**Your assignment**. The listing below should be reproduced exactly, with the pictures omitted.

[Opening Given information section]

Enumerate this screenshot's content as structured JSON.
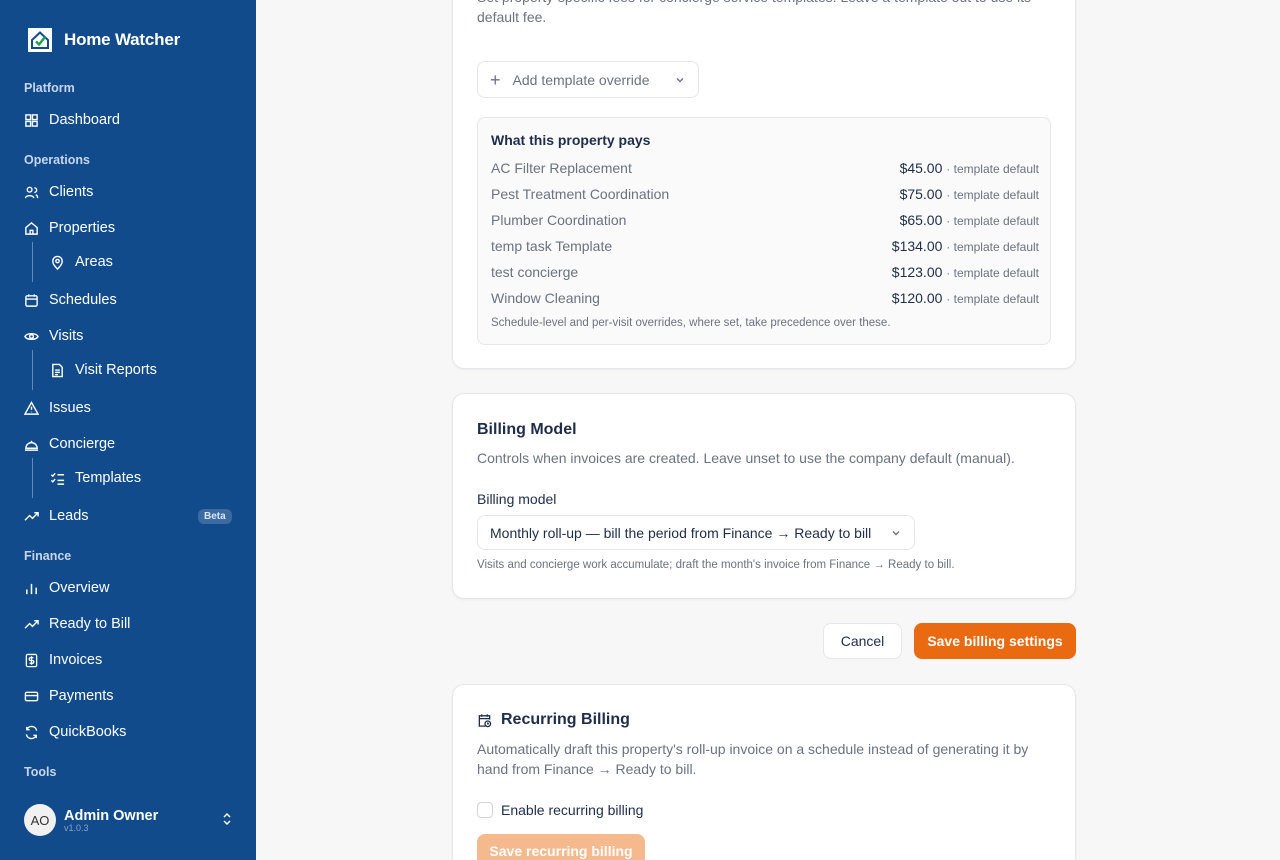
{
  "brand": {
    "name": "Home Watcher"
  },
  "sidebar": {
    "sections": {
      "platform": "Platform",
      "operations": "Operations",
      "finance": "Finance",
      "tools": "Tools"
    },
    "items": {
      "dashboard": "Dashboard",
      "clients": "Clients",
      "properties": "Properties",
      "areas": "Areas",
      "schedules": "Schedules",
      "visits": "Visits",
      "visit_reports": "Visit Reports",
      "issues": "Issues",
      "concierge": "Concierge",
      "templates": "Templates",
      "leads": "Leads",
      "leads_badge": "Beta",
      "overview": "Overview",
      "ready_to_bill": "Ready to Bill",
      "invoices": "Invoices",
      "payments": "Payments",
      "quickbooks": "QuickBooks"
    },
    "user": {
      "initials": "AO",
      "name": "Admin Owner",
      "version": "v1.0.3"
    }
  },
  "fees_card": {
    "description": "Set property-specific fees for concierge service templates. Leave a template out to use its default fee.",
    "add_override_label": "Add template override",
    "pays_title": "What this property pays",
    "rows": [
      {
        "name": "AC Filter Replacement",
        "amount": "$45.00",
        "tag": "· template default"
      },
      {
        "name": "Pest Treatment Coordination",
        "amount": "$75.00",
        "tag": "· template default"
      },
      {
        "name": "Plumber Coordination",
        "amount": "$65.00",
        "tag": "· template default"
      },
      {
        "name": "temp task Template",
        "amount": "$134.00",
        "tag": "· template default"
      },
      {
        "name": "test concierge",
        "amount": "$123.00",
        "tag": "· template default"
      },
      {
        "name": "Window Cleaning",
        "amount": "$120.00",
        "tag": "· template default"
      }
    ],
    "note": "Schedule-level and per-visit overrides, where set, take precedence over these."
  },
  "billing_model": {
    "title": "Billing Model",
    "description": "Controls when invoices are created. Leave unset to use the company default (manual).",
    "field_label": "Billing model",
    "selected": "Monthly roll-up — bill the period from Finance → Ready to bill",
    "help": "Visits and concierge work accumulate; draft the month's invoice from Finance → Ready to bill."
  },
  "actions": {
    "cancel": "Cancel",
    "save": "Save billing settings"
  },
  "recurring": {
    "title": "Recurring Billing",
    "description": "Automatically draft this property's roll-up invoice on a schedule instead of generating it by hand from Finance → Ready to bill.",
    "checkbox_label": "Enable recurring billing",
    "save_label": "Save recurring billing"
  },
  "colors": {
    "sidebar": "#114b8b",
    "accent": "#ea6a12"
  }
}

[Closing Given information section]

**Your solution**.
Enumerate this screenshot's content as structured JSON.
{
  "brand": {
    "name": "Home Watcher"
  },
  "sidebar": {
    "sections": {
      "platform": "Platform",
      "operations": "Operations",
      "finance": "Finance",
      "tools": "Tools"
    },
    "items": {
      "dashboard": "Dashboard",
      "clients": "Clients",
      "properties": "Properties",
      "areas": "Areas",
      "schedules": "Schedules",
      "visits": "Visits",
      "visit_reports": "Visit Reports",
      "issues": "Issues",
      "concierge": "Concierge",
      "templates": "Templates",
      "leads": "Leads",
      "leads_badge": "Beta",
      "overview": "Overview",
      "ready_to_bill": "Ready to Bill",
      "invoices": "Invoices",
      "payments": "Payments",
      "quickbooks": "QuickBooks"
    },
    "user": {
      "initials": "AO",
      "name": "Admin Owner",
      "version": "v1.0.3"
    }
  },
  "fees_card": {
    "description": "Set property-specific fees for concierge service templates. Leave a template out to use its default fee.",
    "add_override_label": "Add template override",
    "pays_title": "What this property pays",
    "rows": [
      {
        "name": "AC Filter Replacement",
        "amount": "$45.00",
        "tag": "· template default"
      },
      {
        "name": "Pest Treatment Coordination",
        "amount": "$75.00",
        "tag": "· template default"
      },
      {
        "name": "Plumber Coordination",
        "amount": "$65.00",
        "tag": "· template default"
      },
      {
        "name": "temp task Template",
        "amount": "$134.00",
        "tag": "· template default"
      },
      {
        "name": "test concierge",
        "amount": "$123.00",
        "tag": "· template default"
      },
      {
        "name": "Window Cleaning",
        "amount": "$120.00",
        "tag": "· template default"
      }
    ],
    "note": "Schedule-level and per-visit overrides, where set, take precedence over these."
  },
  "billing_model": {
    "title": "Billing Model",
    "description": "Controls when invoices are created. Leave unset to use the company default (manual).",
    "field_label": "Billing model",
    "selected": "Monthly roll-up — bill the period from Finance → Ready to bill",
    "help": "Visits and concierge work accumulate; draft the month's invoice from Finance → Ready to bill."
  },
  "actions": {
    "cancel": "Cancel",
    "save": "Save billing settings"
  },
  "recurring": {
    "title": "Recurring Billing",
    "description": "Automatically draft this property's roll-up invoice on a schedule instead of generating it by hand from Finance → Ready to bill.",
    "checkbox_label": "Enable recurring billing",
    "save_label": "Save recurring billing"
  },
  "colors": {
    "sidebar": "#114b8b",
    "accent": "#ea6a12"
  }
}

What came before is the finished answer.